Day 6 - 7/15/13 - Caen

Our travel pace finally eased as we anchored ourselves in Caen for two nights. The previous day was largely dedicated to the journey from Lyon, and today’s agenda involved exploration. A notable highlight was our visit to the Memorial Museum, reached by city bus.

Next, we journeyed to the Caen Castle that majestically overlooks the city. This castle was built upon the remains of the fortress of William the Conqueror, the 11th-century Norman King who significantly influenced England’s history. Impressively, it withstood the devastation of World War II.

Authentic US Army MREs for lunch! The setting was perfect, a WW II museum in Normandy. Mom had bought these months prior and who knows how old they were. I recall the chocolate pudding was OK but everything else, not so much.

Leroy Tower, part of the fortifications of Bourg-le-roi, was built on the left bank of the Odon, in 1346.

Nice mix of the “new” surrounded by the “old”.

The Mémorial de Caen would be our launching point for the day. If you look closely you can see reflective glass in the center of the roofline. We used this reflection in the next photo.

There was an angled window at the entrance to the museum that reflected light exactly like a mirror. We noticed that it pointed downward toward the entrance and we could see ourselves! We couldn’t miss an opportunity to capture a unique family “selfie.”

Just can’t pass up an opportunity for a tricky photo, and it would be the last photo for a while, no photos inside :frowning:

500 Million Marks. You can buy this note for $8.70 on ebay. So tempting to just keep printing money!

Footbridge over the mote.

If everything we saw was expected, travel would be boring.

Once the fortress of William the Conqueror…

…is now just a few walls and a mote.

Student Sketching - Sculpture by E. le Tual de Laheuderie, made in 1905, is now visible in the grounds of the Château de Caen, Calvados. It was part of a larger monument to the memory of the jurist Charles Demolombe (1804-87), formerly located pl. of the Republic.

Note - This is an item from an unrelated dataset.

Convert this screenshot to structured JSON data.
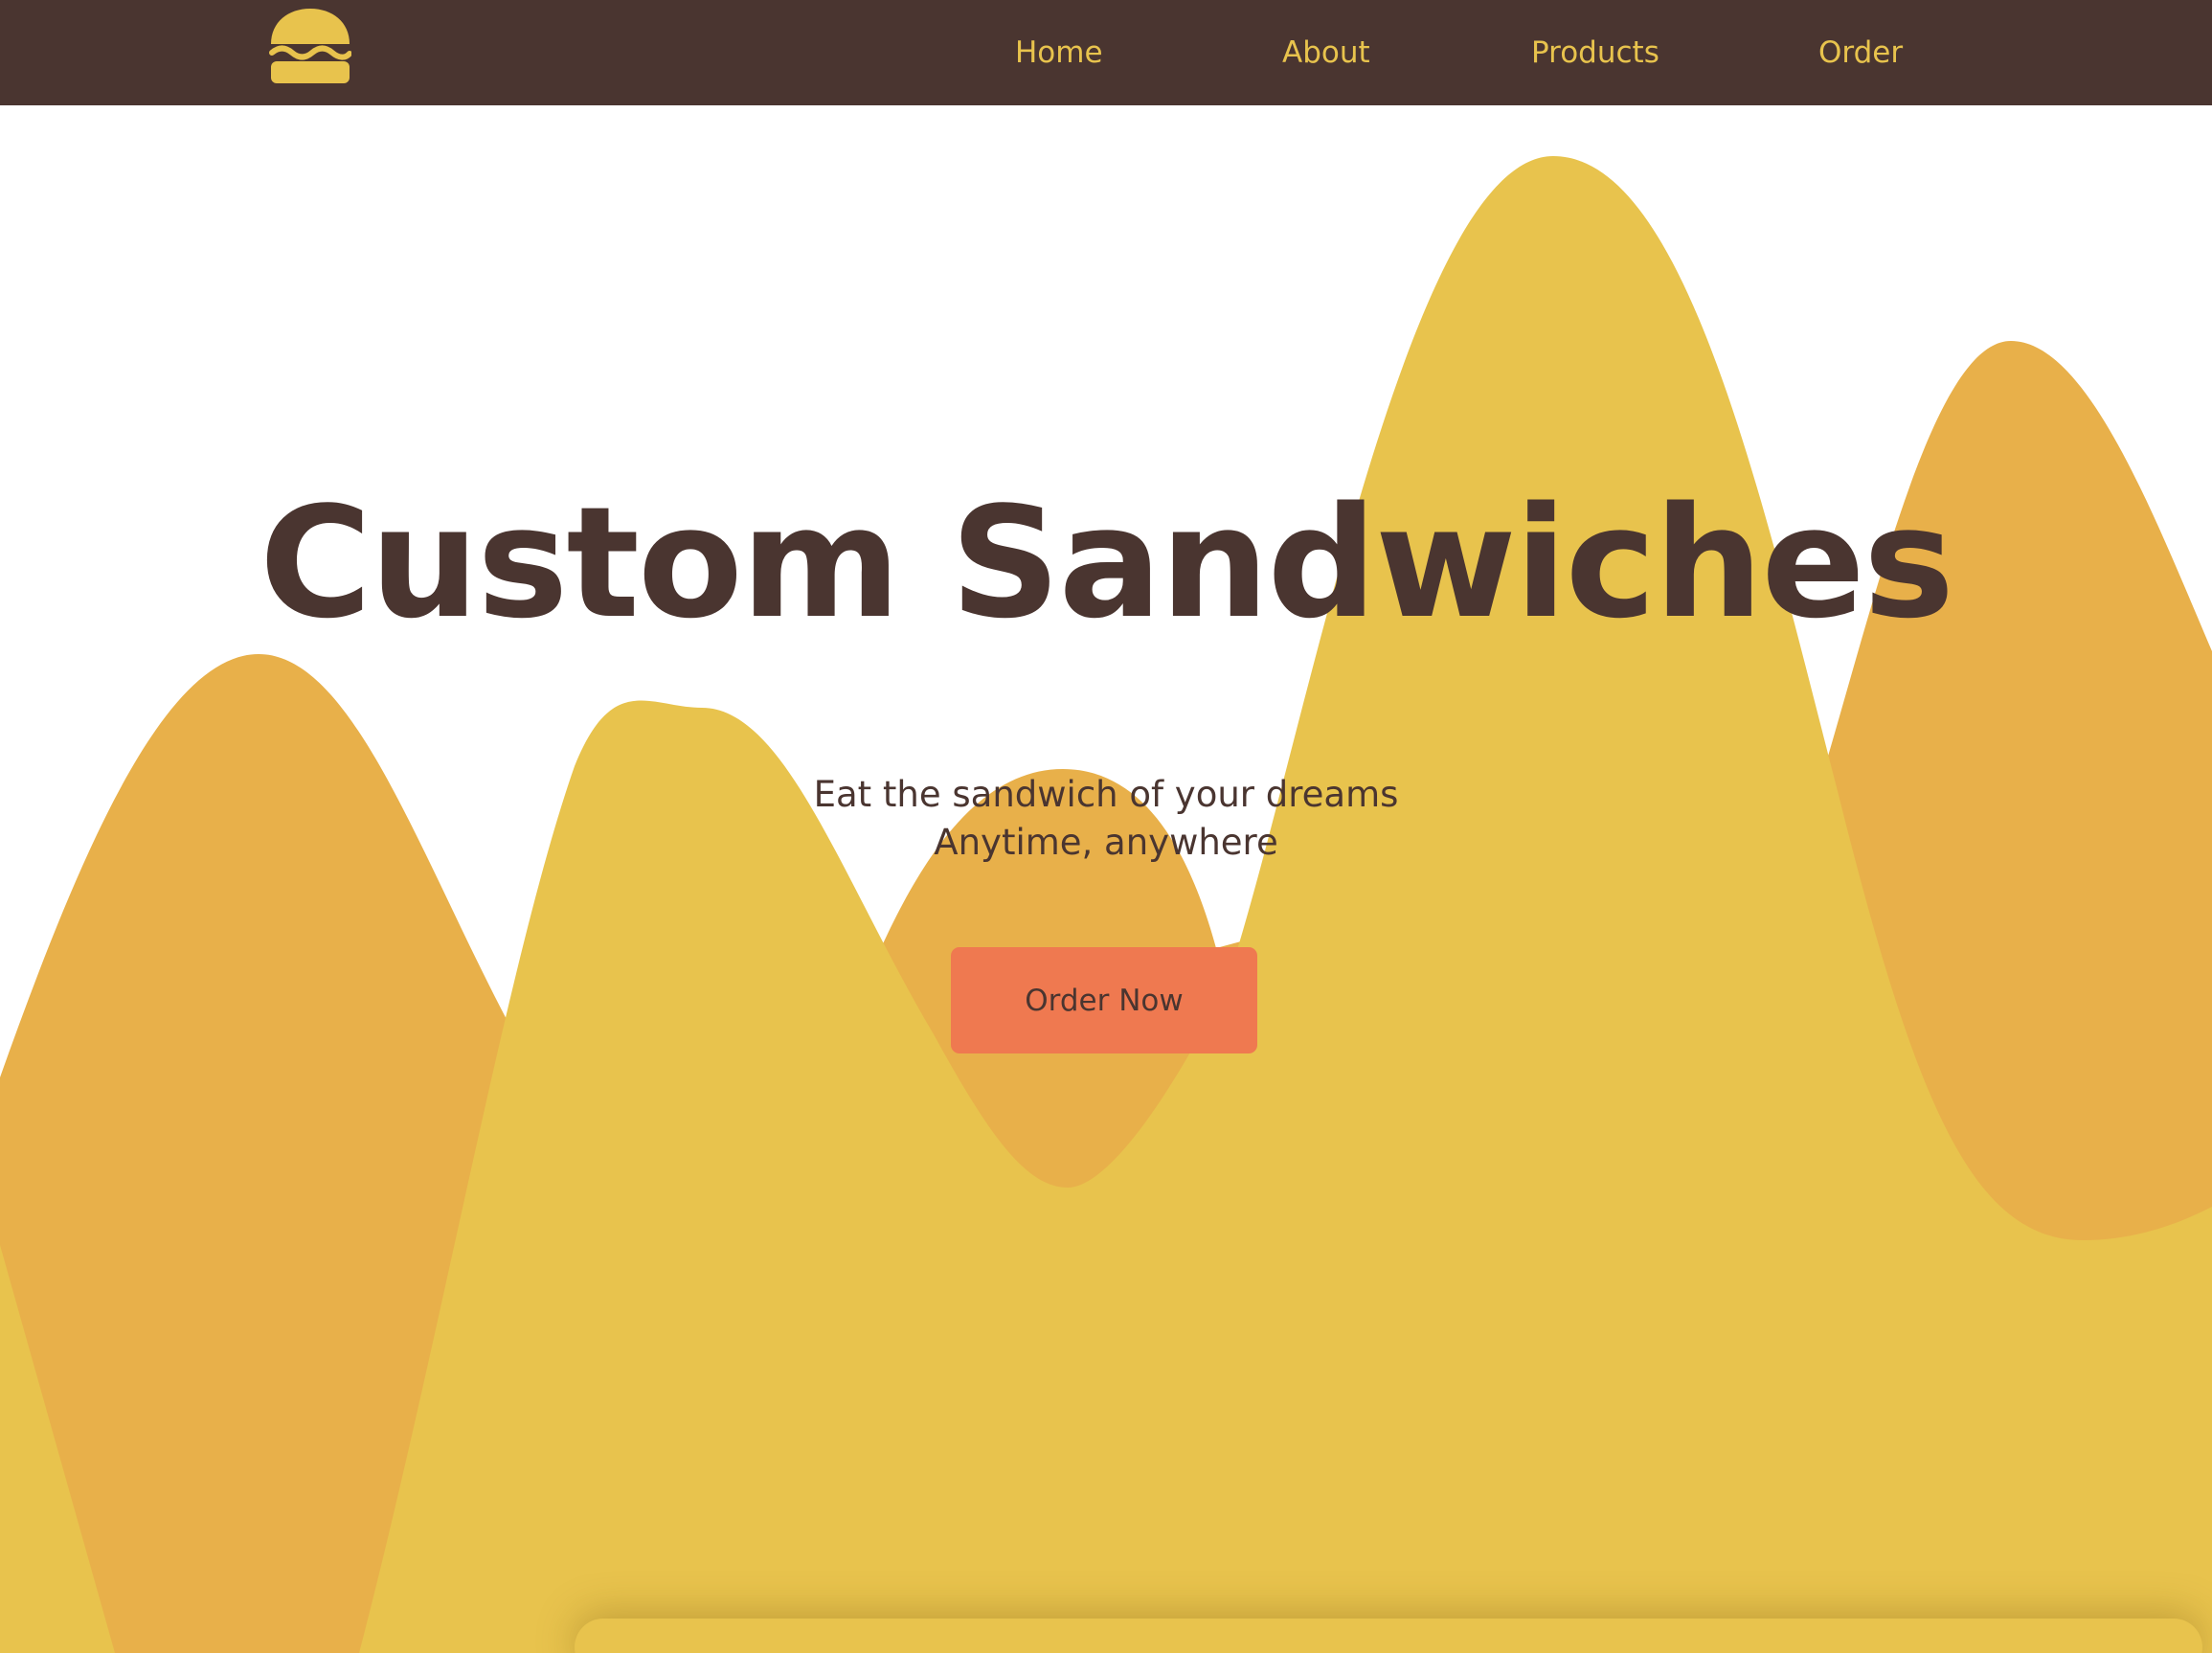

The Church of Saint-Pierre holds a significant place in history because it was within this very edifice that William the Conqueror is said to have married Matilda of Flanders in the 11th century, defying the Pope’s ban on their union.

Though parts of the city were severely damaged, the Church of Saint-Pierre miraculously remained largely intact, making it a testament to the city’s resilience.

The church is renowned for its impressive gargoyle collection.

These unique stone sculptures adorn the exterior of the church, serving both decorative and functional purposes.

The gargoyles not only add an aesthetic charm to the building but also act as water spouts, diverting rainwater away from the structure.

Their intricate designs and fantastical shapes captivate visitors, offering a glimpse into the rich architectural heritage of the church and the city of Caen.

Lots of credit to the youngsters to be smiling after another day of sensory overload.

Yes, smarty pants, those are French Fries!

All for today, tomorrow the Normandy Beaches!